And it’s a booming business, as nearly half of labels love to work with micro-influencers – those with between 10,000 and 100,000 followers – in a bid to reach unsuspecting social-media-users-turned-customers.
Unsurprisingly, Instagram steals the top spot with 36 percent of shoppers labelling it their favourite platform with many shopping through like the likes of Instagram Stories.
Take Mango for instance, its millennial-friendly social media campaign ‘#MangoGirls’ sees a range of influencers – we’re looking at Lucy Williams and Pernille Teisbaek – donning the Spanish label’s latest looks. Within minutes, the outfits garner sell-out status.
The era of ‘fast fashion’
There’s no denying the fact that many a millennial has turned their back on the high street in favour of their laptop/smart phone/anything within reaching distance.
According to recent figures, those aged between 22 to 37 now make 54 percent of their purchases online and it is estimated that by 2040, 95 percent of purchases will be facilitated by eCommerce.
David Mills, development controller at John E Fells & Sons Ltd, told Yahoo Style UK: “High street brands need to take today’s House of Fraser announcement as an urgent wake-up call. The retail landscape as we know it is changing at an exponential rate.”

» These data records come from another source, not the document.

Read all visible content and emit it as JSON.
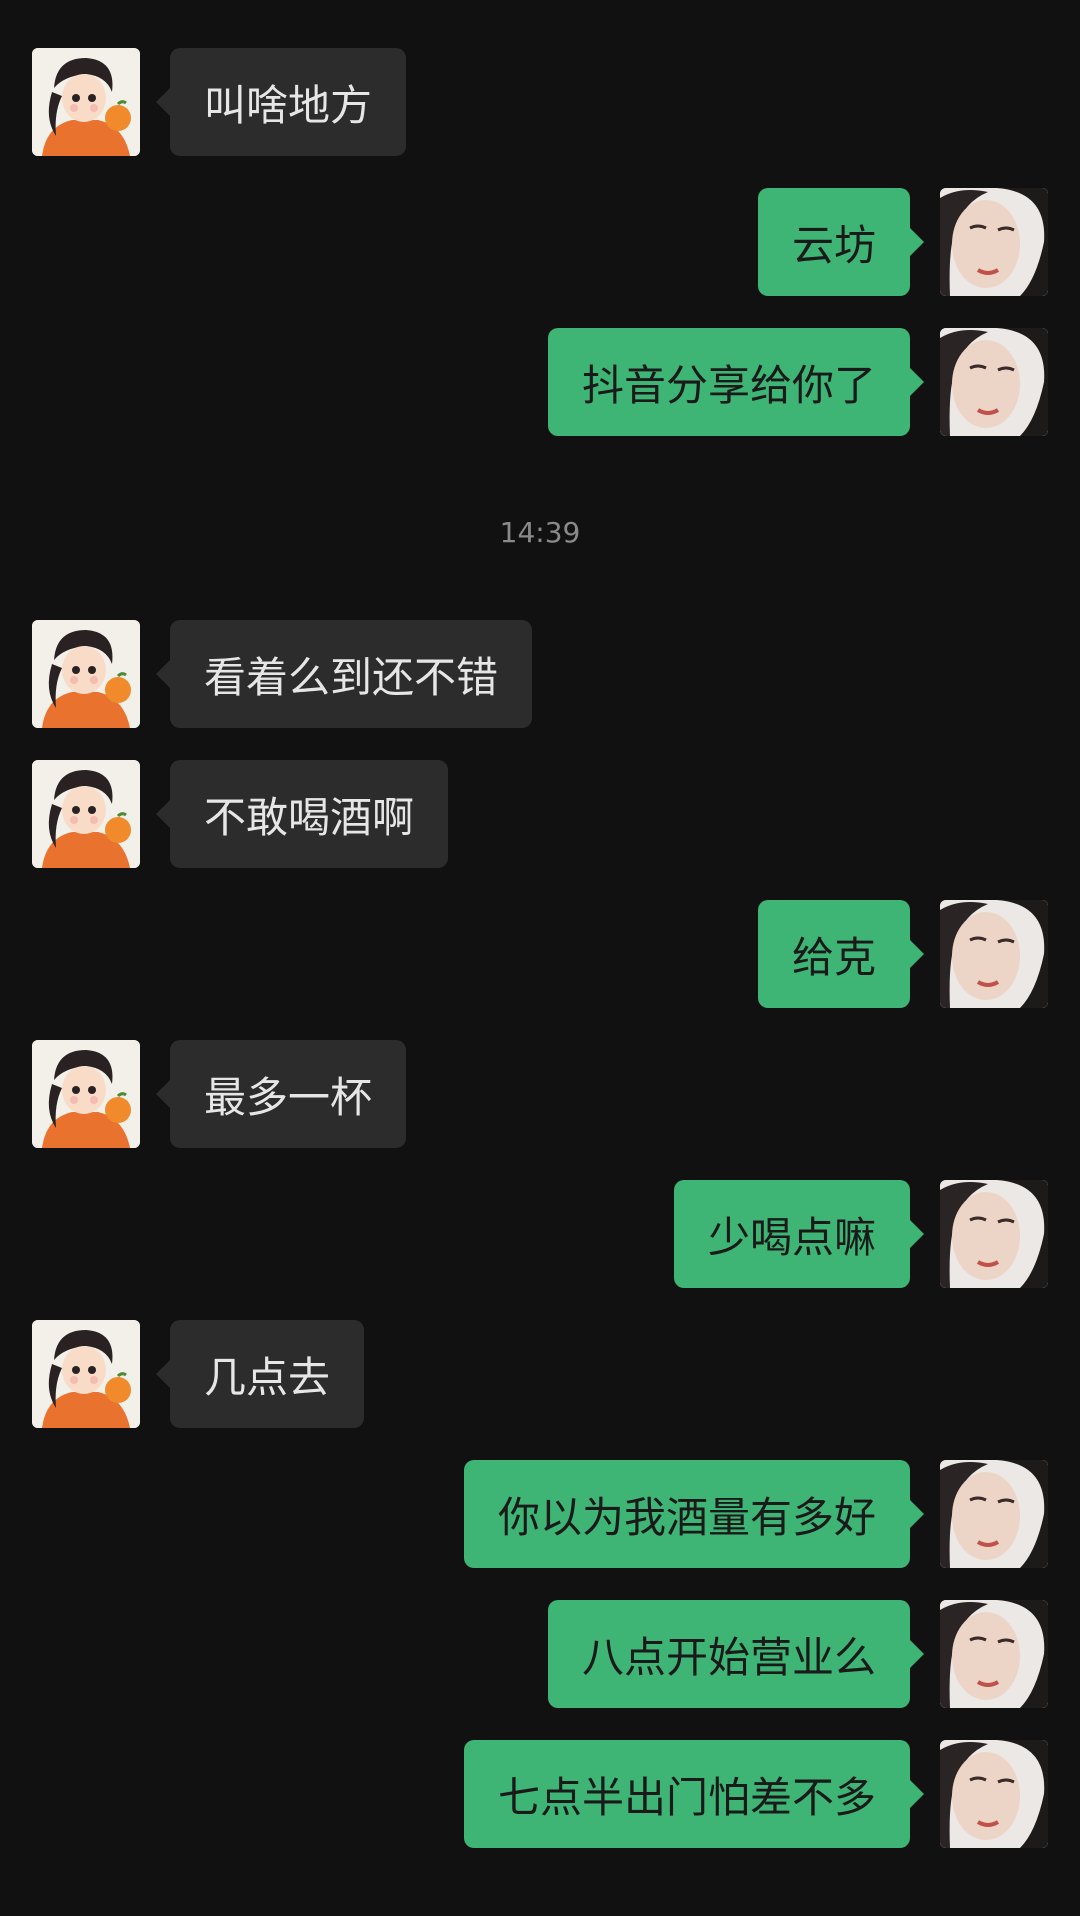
{
  "timestamp": "14:39",
  "messages": [
    {
      "side": "in",
      "text": "叫啥地方"
    },
    {
      "side": "out",
      "text": "云坊"
    },
    {
      "side": "out",
      "text": "抖音分享给你了"
    },
    {
      "side": "in",
      "text": "看着么到还不错"
    },
    {
      "side": "in",
      "text": "不敢喝酒啊"
    },
    {
      "side": "out",
      "text": "给克"
    },
    {
      "side": "in",
      "text": "最多一杯"
    },
    {
      "side": "out",
      "text": "少喝点嘛"
    },
    {
      "side": "in",
      "text": "几点去"
    },
    {
      "side": "out",
      "text": "你以为我酒量有多好"
    },
    {
      "side": "out",
      "text": "八点开始营业么"
    },
    {
      "side": "out",
      "text": "七点半出门怕差不多"
    }
  ],
  "colors": {
    "background": "#111111",
    "incoming_bubble": "#2c2c2c",
    "outgoing_bubble": "#3eb575",
    "timestamp_text": "#8a8a8a"
  },
  "icons": {
    "incoming_avatar": "cartoon-girl-with-orange-avatar",
    "outgoing_avatar": "woman-photo-avatar"
  }
}
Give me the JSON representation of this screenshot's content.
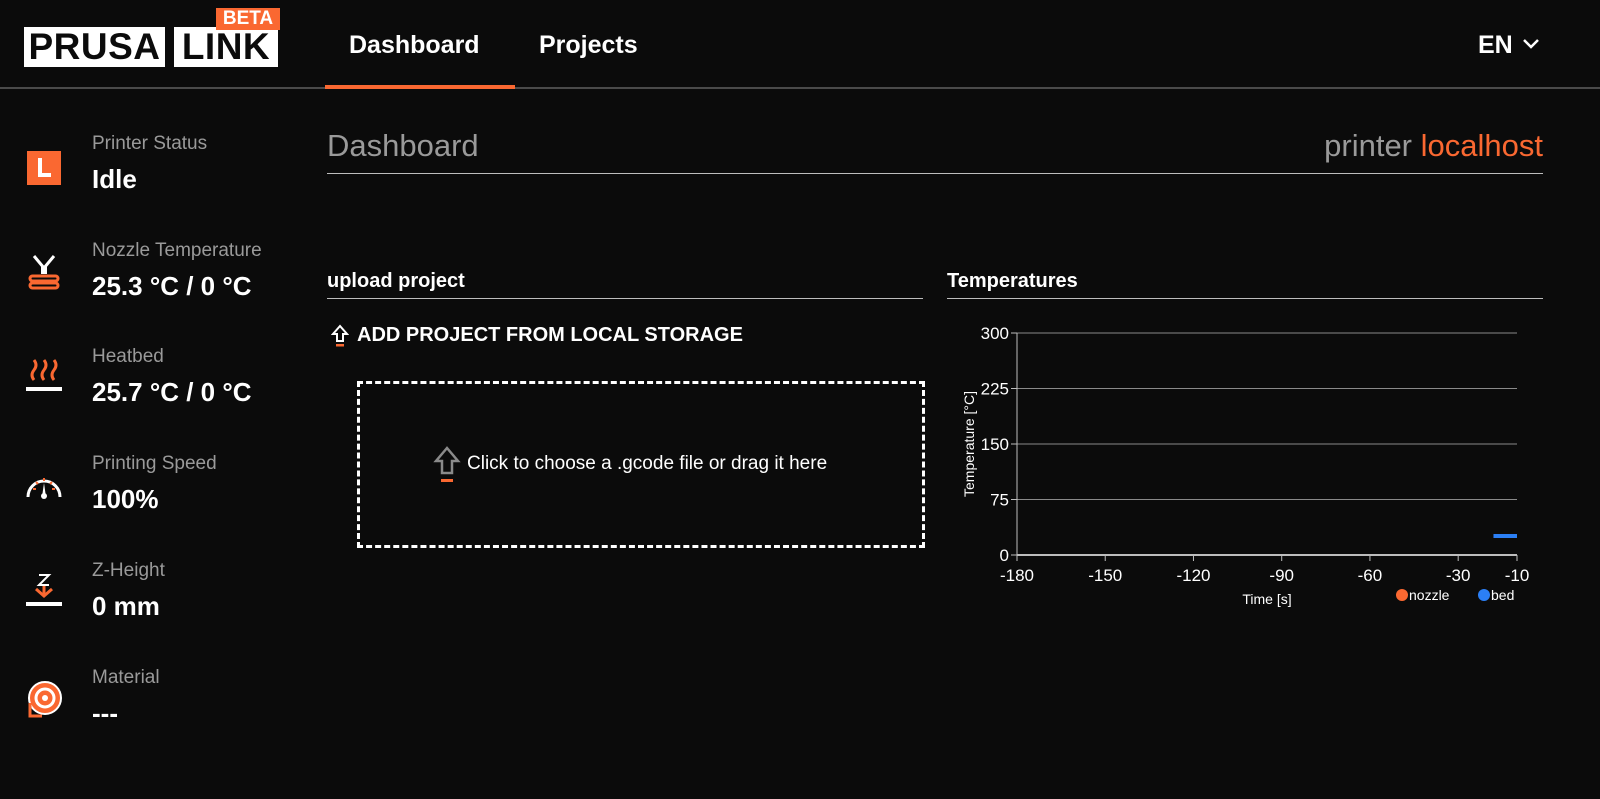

“The shift in consumer buying behaviour towards shopping online cannot be ignored. With a single click of a finger or even a voice command with the help of Alexa, the ease of purchasing has never been made more convenient. To compete, the high street needs to be more proactive in effectively pairing online services with their in-store amenities, and championing customer service at a bespoke level.”
Though it’s not merely online competition which House of Fraser needs to compete with, as stores such as Zara have introduced digital technology into their shops.
Last month, the Inditex giant re-opened its impressive Stratford hub with two online order collection points which can handle 2,400 orders simultaneously. In addition to this, there’s also a self-checkout area which enables customers to pay using their smart phones.
Meanwhile, interactive mirrors throughout the store are equipped with RFID (radio frequency identification) that detects a garment that you’re holding and makes outfit suggestions.
Pablo Isla, Inditex Chairman and CEO announced: “In recent years we have invested in both the most advanced technology and optimised our stores for this aim. “Our business model combines stores and digital seamlessly, and we are ready for the opportunities that this brings with current and new customers.”
Just yesterday, Inditex was named the second most profitable fashion empire behind Christian Dior in the 16th annual Forbes Global 2000 list. The Spanish retailer – which is behind Zara, Bershka and Massimo Dutti – noted a 9 percent climb in sales to an impressive £22 billion last year.
Amancio Oretaga – who founded the company back in 1975 – is currently the sixth wealthiest person in the world with a net worth of £52 billion.
What does the public think?
In response to the news that House of Fraser is planning a series of store closures, we asked shoppers if they still hit the high street and there was an overwhelming love for the real deal.
Blogger Jo Middleton wrote, “I love a trip to John Lewis and I quite often buy stuff in Debenhams too, especially bras.”
While shopper Roz Try-Hane from London argued: “Nothing can replace being able to touch and try things in. I’m sad House of Fraser on Oxford Street will close.”
Others are keen to see the high street step it up a notch.
When asked if she still shops in department stores journalist, Allie Abgarian, told Yahoo Style UK: “Not much anymore, but I think they still have an important place on the market. Although, having said that, many of them need to seriously consider upgrading their marketing strategy and develop the brand – adapt it to the new consumer.”
What do you think? Have your say over on our Twitter page @YahooStyleUK.
Read more from Yahoo Style UK: